TC: One of the most stunning parts of the film is its editing, because there weren’t distinct time stamps present but there is a very noticeable passage of time.
Lindsay Utz: I think there were temporal signposts in the material and, for me, it was a more interesting way to approach storytelling rather than crutching on a certain year. We decided to use cues that were more subtle to anchor the audience and create the sense that time is moving forward.
Sabrina Schmidt Gordon: I think, too, when talking about these temporal sign-posts, we tried to emphasize that this isn’t a story about a marginalized community–this is really an American experience. We all experienced Sandy Hook, we all experienced the elections in ’08 and ’12. So that also helps to remind folks that this is our experience.
TC: There’s definitely context to the film. How did you strike the balance between allowing “Quest” to have universality while resonating within the specific community involved?
LU: The approach was to always develop the family’s story first. Developing Quest’s studio came later. Jon hadn’t shot a lot of neighborhood scenes to begin with because he was so laser-focused on capturing the intimacy of the family that when we started editing, Sabrina and I suggested we go out and try to get the texture of the neighborhood.

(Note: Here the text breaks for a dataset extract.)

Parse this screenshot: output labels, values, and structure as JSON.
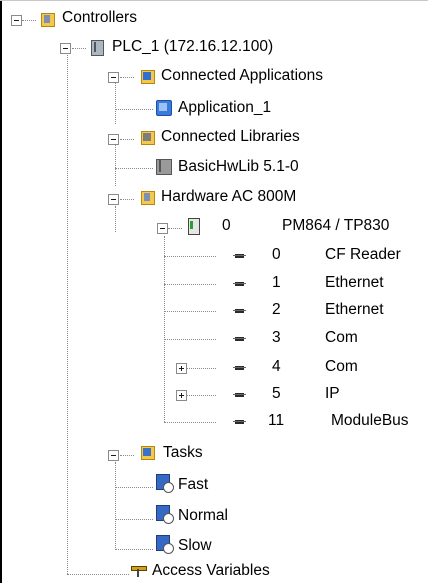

TC: Is it odd watching the film now? What experience do you have seeing it?
QR: The weird thing for me is listening to people at the Q&As afterwards, when people walk up to us and share the similarities in their lives that they see with us. The relationships that come out of this are unique, and that’s weird at first, but when I start thinking about it, maybe that’s a good thing.
LU: The experience of watching the film is strange for me because when we locked picture before Sundance I was totally numb. I couldn’t feel the film at all anymore because I was so close to it. And now that we screen it at these festivals, it’s like you get to see it for the first time through everybody else’s eyes and I’m starting to feel it again because I have more distance from the material.
SSG.: You get so caught up in the details and you forget it’s this big, immense thing.
PJR: I feel as though the film helped me move on from what happened. I’m lucky. I could tell my story when not everybody gets the chance to.